Competing Interests

The following authors have patents pending on the materials described within this manuscript: M.F., J.S., and S.L.

Corresponding authors

Correspondence to Morgan V. Fedorchak or Steven R. Little.

Electronic supplementary material

Comments

By submitting a comment you agree to abide by our Terms and Community Guidelines. If you find something abusive or that does not comply with our terms or guidelines please flag it as inappropriate.

Creative Commons BY

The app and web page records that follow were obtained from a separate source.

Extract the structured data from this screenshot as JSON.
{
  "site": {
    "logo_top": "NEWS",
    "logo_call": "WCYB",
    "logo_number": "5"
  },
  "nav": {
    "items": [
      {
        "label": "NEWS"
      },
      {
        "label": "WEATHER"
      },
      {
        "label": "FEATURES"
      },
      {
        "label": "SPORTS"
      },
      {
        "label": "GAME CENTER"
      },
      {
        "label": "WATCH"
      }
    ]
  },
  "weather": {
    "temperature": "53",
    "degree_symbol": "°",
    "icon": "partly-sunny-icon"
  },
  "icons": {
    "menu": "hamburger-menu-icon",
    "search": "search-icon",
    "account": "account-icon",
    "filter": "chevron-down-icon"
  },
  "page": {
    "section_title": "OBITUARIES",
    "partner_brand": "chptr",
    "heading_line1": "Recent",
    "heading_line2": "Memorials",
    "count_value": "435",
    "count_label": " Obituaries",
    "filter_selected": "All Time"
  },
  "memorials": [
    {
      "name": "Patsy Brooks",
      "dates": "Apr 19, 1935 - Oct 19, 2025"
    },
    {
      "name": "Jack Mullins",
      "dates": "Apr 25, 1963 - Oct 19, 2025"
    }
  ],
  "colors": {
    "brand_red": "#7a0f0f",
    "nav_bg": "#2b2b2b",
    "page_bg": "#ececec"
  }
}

Open Access This article is licensed under a Creative Commons Attribution 4.0 International License, which permits use, sharing, adaptation, distribution and reproduction in any medium or format, as long as you give appropriate credit to the original author(s) and the source, provide a link to the Creative Commons license, and indicate if changes were made. The images or other third party material in this article are included in the article’s Creative Commons license, unless indicated otherwise in a credit line to the material. If material is not included in the article’s Creative Commons license and your intended use is not permitted by statutory regulation or exceeds the permitted use, you will need to obtain permission directly from the copyright holder. To view a copy of this license, visit http://creativecommons.org/licenses/by/4.0/.